Based upon the pleadings, record papers, exhibits, and each party's statement of undisputed facts, the pertinent undisputed facts for purposes of the cross-motions for summary judgment are as follows.
Defendant Veronica N. Figueroa is the Administratrix of the estate of Ernesto Figueroa, also known as Ernesto F. Carrion.
She is the daughter of Ernesto Figueroa. Mr. Figueroa and Margarita Carrion were joint insureds under a group decreasing term accidental death insurance policy issued by Liberty Life Insurance Company of Greenville, South Carolina. The coverage became effective on December 1, 1998 and covered the amount of the balance of the insured's mortgage loan as of the time of death in the event of a covered accidental death.
Mr. Figueroa and Margarita Carrion were the borrower and co-borrower, respectively. On the date of the application, November 1, 1998, the mortgage loan balance and the initial amount of insurance were $107,068.45.

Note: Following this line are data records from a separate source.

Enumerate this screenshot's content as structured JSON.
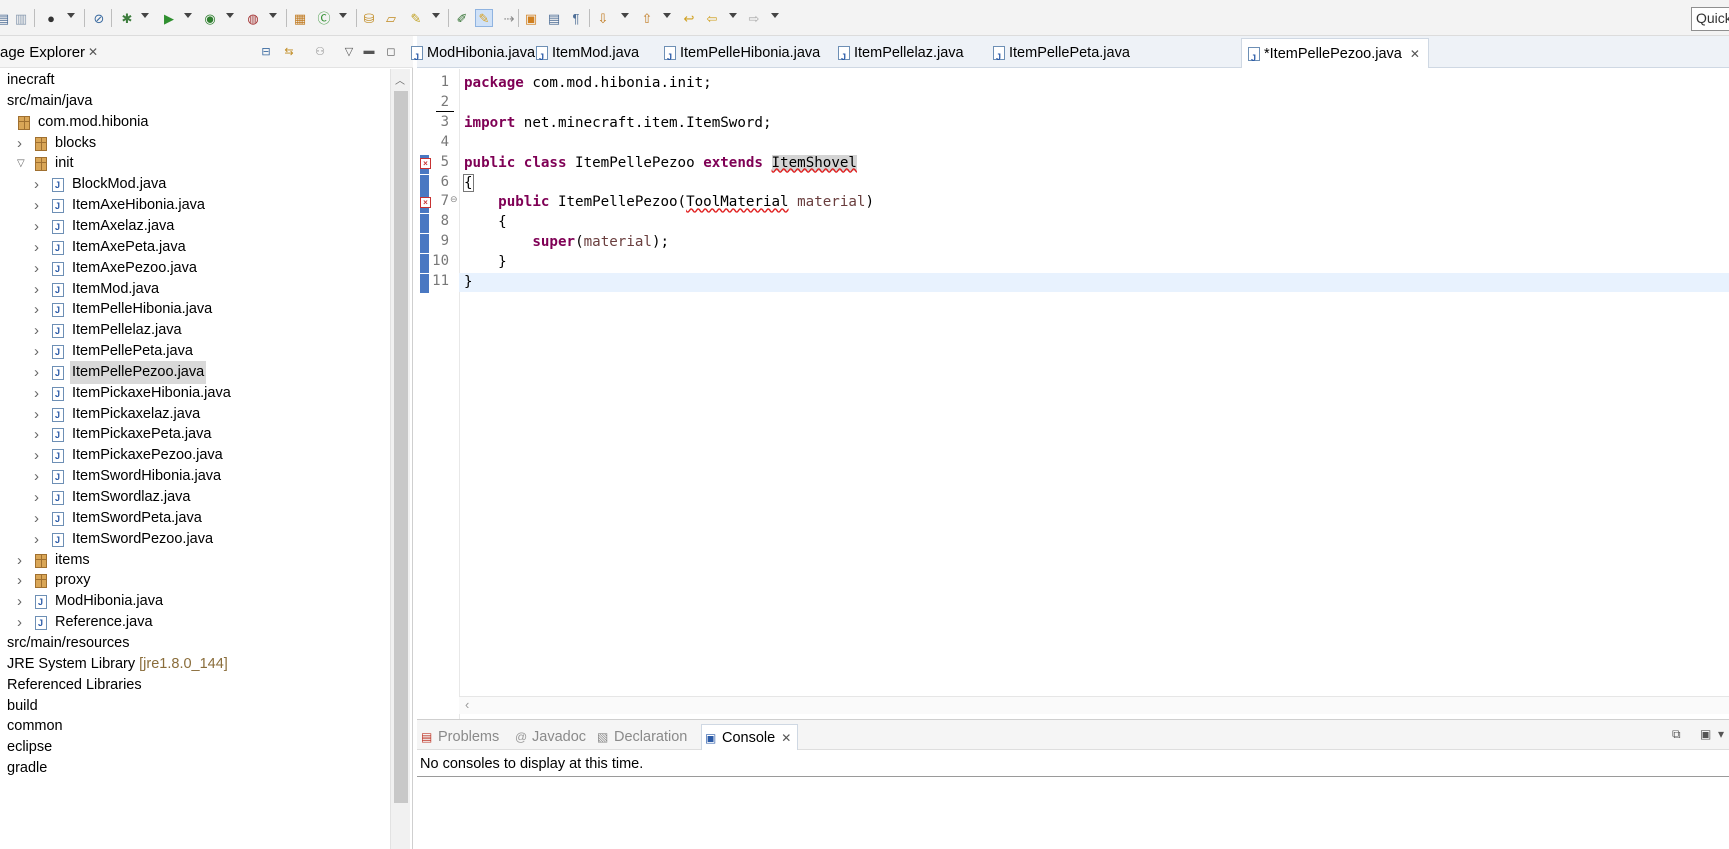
{
  "toolbar": {
    "quick_access": "Quick"
  },
  "explorer": {
    "title": "age Explorer",
    "tree": [
      {
        "label": "inecraft",
        "kind": "project",
        "depth": 0
      },
      {
        "label": "src/main/java",
        "kind": "srcfolder",
        "depth": 0
      },
      {
        "label": "com.mod.hibonia",
        "kind": "pkg",
        "depth": 1
      },
      {
        "label": "blocks",
        "kind": "pkg",
        "depth": 2,
        "twisty": "closed"
      },
      {
        "label": "init",
        "kind": "pkg",
        "depth": 2,
        "twisty": "open"
      },
      {
        "label": "BlockMod.java",
        "kind": "java",
        "depth": 3,
        "twisty": "closed"
      },
      {
        "label": "ItemAxeHibonia.java",
        "kind": "java",
        "depth": 3,
        "twisty": "closed"
      },
      {
        "label": "ItemAxelaz.java",
        "kind": "java",
        "depth": 3,
        "twisty": "closed"
      },
      {
        "label": "ItemAxePeta.java",
        "kind": "java",
        "depth": 3,
        "twisty": "closed"
      },
      {
        "label": "ItemAxePezoo.java",
        "kind": "java",
        "depth": 3,
        "twisty": "closed"
      },
      {
        "label": "ItemMod.java",
        "kind": "java",
        "depth": 3,
        "twisty": "closed"
      },
      {
        "label": "ItemPelleHibonia.java",
        "kind": "java",
        "depth": 3,
        "twisty": "closed"
      },
      {
        "label": "ItemPellelaz.java",
        "kind": "java",
        "depth": 3,
        "twisty": "closed"
      },
      {
        "label": "ItemPellePeta.java",
        "kind": "java",
        "depth": 3,
        "twisty": "closed"
      },
      {
        "label": "ItemPellePezoo.java",
        "kind": "java",
        "depth": 3,
        "twisty": "closed",
        "selected": true
      },
      {
        "label": "ItemPickaxeHibonia.java",
        "kind": "java",
        "depth": 3,
        "twisty": "closed"
      },
      {
        "label": "ItemPickaxelaz.java",
        "kind": "java",
        "depth": 3,
        "twisty": "closed"
      },
      {
        "label": "ItemPickaxePeta.java",
        "kind": "java",
        "depth": 3,
        "twisty": "closed"
      },
      {
        "label": "ItemPickaxePezoo.java",
        "kind": "java",
        "depth": 3,
        "twisty": "closed"
      },
      {
        "label": "ItemSwordHibonia.java",
        "kind": "java",
        "depth": 3,
        "twisty": "closed"
      },
      {
        "label": "ItemSwordlaz.java",
        "kind": "java",
        "depth": 3,
        "twisty": "closed"
      },
      {
        "label": "ItemSwordPeta.java",
        "kind": "java",
        "depth": 3,
        "twisty": "closed"
      },
      {
        "label": "ItemSwordPezoo.java",
        "kind": "java",
        "depth": 3,
        "twisty": "closed"
      },
      {
        "label": "items",
        "kind": "pkg",
        "depth": 2,
        "twisty": "closed"
      },
      {
        "label": "proxy",
        "kind": "pkg",
        "depth": 2,
        "twisty": "closed"
      },
      {
        "label": "ModHibonia.java",
        "kind": "java",
        "depth": 2,
        "twisty": "closed"
      },
      {
        "label": "Reference.java",
        "kind": "java",
        "depth": 2,
        "twisty": "closed"
      },
      {
        "label": "src/main/resources",
        "kind": "srcfolder",
        "depth": 0
      },
      {
        "label": "JRE System Library",
        "deco": "[jre1.8.0_144]",
        "kind": "lib",
        "depth": 0
      },
      {
        "label": "Referenced Libraries",
        "kind": "lib",
        "depth": 0
      },
      {
        "label": "build",
        "kind": "folder",
        "depth": 0
      },
      {
        "label": "common",
        "kind": "folder",
        "depth": 0
      },
      {
        "label": "eclipse",
        "kind": "folder",
        "depth": 0
      },
      {
        "label": "gradle",
        "kind": "folder",
        "depth": 0
      }
    ]
  },
  "editor": {
    "tabs": [
      {
        "label": "ModHibonia.java",
        "active": false
      },
      {
        "label": "ItemMod.java",
        "active": false
      },
      {
        "label": "ItemPelleHibonia.java",
        "active": false
      },
      {
        "label": "ItemPellelaz.java",
        "active": false
      },
      {
        "label": "ItemPellePeta.java",
        "active": false
      },
      {
        "label": "*ItemPellePezoo.java",
        "active": true
      }
    ],
    "lines": [
      {
        "n": "1",
        "tokens": [
          {
            "t": "package",
            "c": "kw"
          },
          {
            "t": " com.mod.hibonia.init;"
          }
        ]
      },
      {
        "n": "2",
        "tokens": []
      },
      {
        "n": "3",
        "tokens": [
          {
            "t": "import",
            "c": "kw"
          },
          {
            "t": " net.minecraft.item.ItemSword;"
          }
        ]
      },
      {
        "n": "4",
        "tokens": []
      },
      {
        "n": "5",
        "error": true,
        "tokens": [
          {
            "t": "public",
            "c": "kw"
          },
          {
            "t": " "
          },
          {
            "t": "class",
            "c": "kw"
          },
          {
            "t": " ItemPellePezoo "
          },
          {
            "t": "extends",
            "c": "kw"
          },
          {
            "t": " "
          },
          {
            "t": "ItemShovel",
            "c": "errword hl"
          }
        ]
      },
      {
        "n": "6",
        "tokens": [
          {
            "t": "{",
            "c": "caret-brace"
          }
        ]
      },
      {
        "n": "7",
        "error": true,
        "fold": true,
        "tokens": [
          {
            "t": "    "
          },
          {
            "t": "public",
            "c": "kw"
          },
          {
            "t": " ItemPellePezoo("
          },
          {
            "t": "ToolMaterial",
            "c": "errword"
          },
          {
            "t": " "
          },
          {
            "t": "material",
            "c": "param"
          },
          {
            "t": ")"
          }
        ]
      },
      {
        "n": "8",
        "tokens": [
          {
            "t": "    {"
          }
        ]
      },
      {
        "n": "9",
        "tokens": [
          {
            "t": "        "
          },
          {
            "t": "super",
            "c": "kw"
          },
          {
            "t": "("
          },
          {
            "t": "material",
            "c": "param"
          },
          {
            "t": ");"
          }
        ]
      },
      {
        "n": "10",
        "tokens": [
          {
            "t": "    }"
          }
        ]
      },
      {
        "n": "11",
        "current": true,
        "tokens": [
          {
            "t": "}"
          }
        ]
      }
    ]
  },
  "console": {
    "tabs": [
      {
        "label": "Problems",
        "icon": "problems-icon",
        "active": false
      },
      {
        "label": "Javadoc",
        "icon": "javadoc-icon",
        "active": false
      },
      {
        "label": "Declaration",
        "icon": "declaration-icon",
        "active": false
      },
      {
        "label": "Console",
        "icon": "console-icon",
        "active": true
      }
    ],
    "message": "No consoles to display at this time."
  },
  "colors": {
    "keyword": "#7f0055",
    "parameter": "#6a3e3e",
    "error_underline": "#e02020",
    "current_line": "#e8f2fe",
    "line_marker": "#4a78c2"
  }
}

On January 30, 2008, Mr. Figueroa died at Lehigh Valley Hospital. He had been a patient at the hospital from his arrival at the Emergency Department at 8:32 p.m. on January 29, 2008 until his death on January 30, 2008 at 7:37 a.m.
The medical records of Lehigh Valley Hospital provide a record of Mr. Figueroa's complaints, his medical care and the chronology of events from his arrival at the hospital until his death. The intake form signed by Mr. Figueroa described the reason for his presence as "stabbing pain in the stomach, severe stomach problems, vomiting consisting [sic] for the past two days."*fn1 The hospital records state that Mr. Figueroa's chief complaint was abdominal pain.
The physician who examined Mr. Figueroa's abdomen, Dr. Conroy, noted "Mild tenderness diffusely. No guarding, rebound tenderness or Murphy's sign present. Abdomen soft."*fn2 A second doctor, Dr. Frei,*fn3 agreed with Dr. Conroy's assessment and noted that he intended to do a CT scan.*fn4
Dr. Conroy was present at 6:20 a.m. for the administration of an IV injection of contrast dye. About 70 seconds into the injection, Mr. Figueroa started to get very nauseous and began vomiting, developed erythema, and stated he was itchy. He then began to seize. Dr. Frei was called, and found Mr. Figueroa vomiting, awakened slightly; and he appeared red, and his tongue appeared swollen. Mr. Figueroa was ...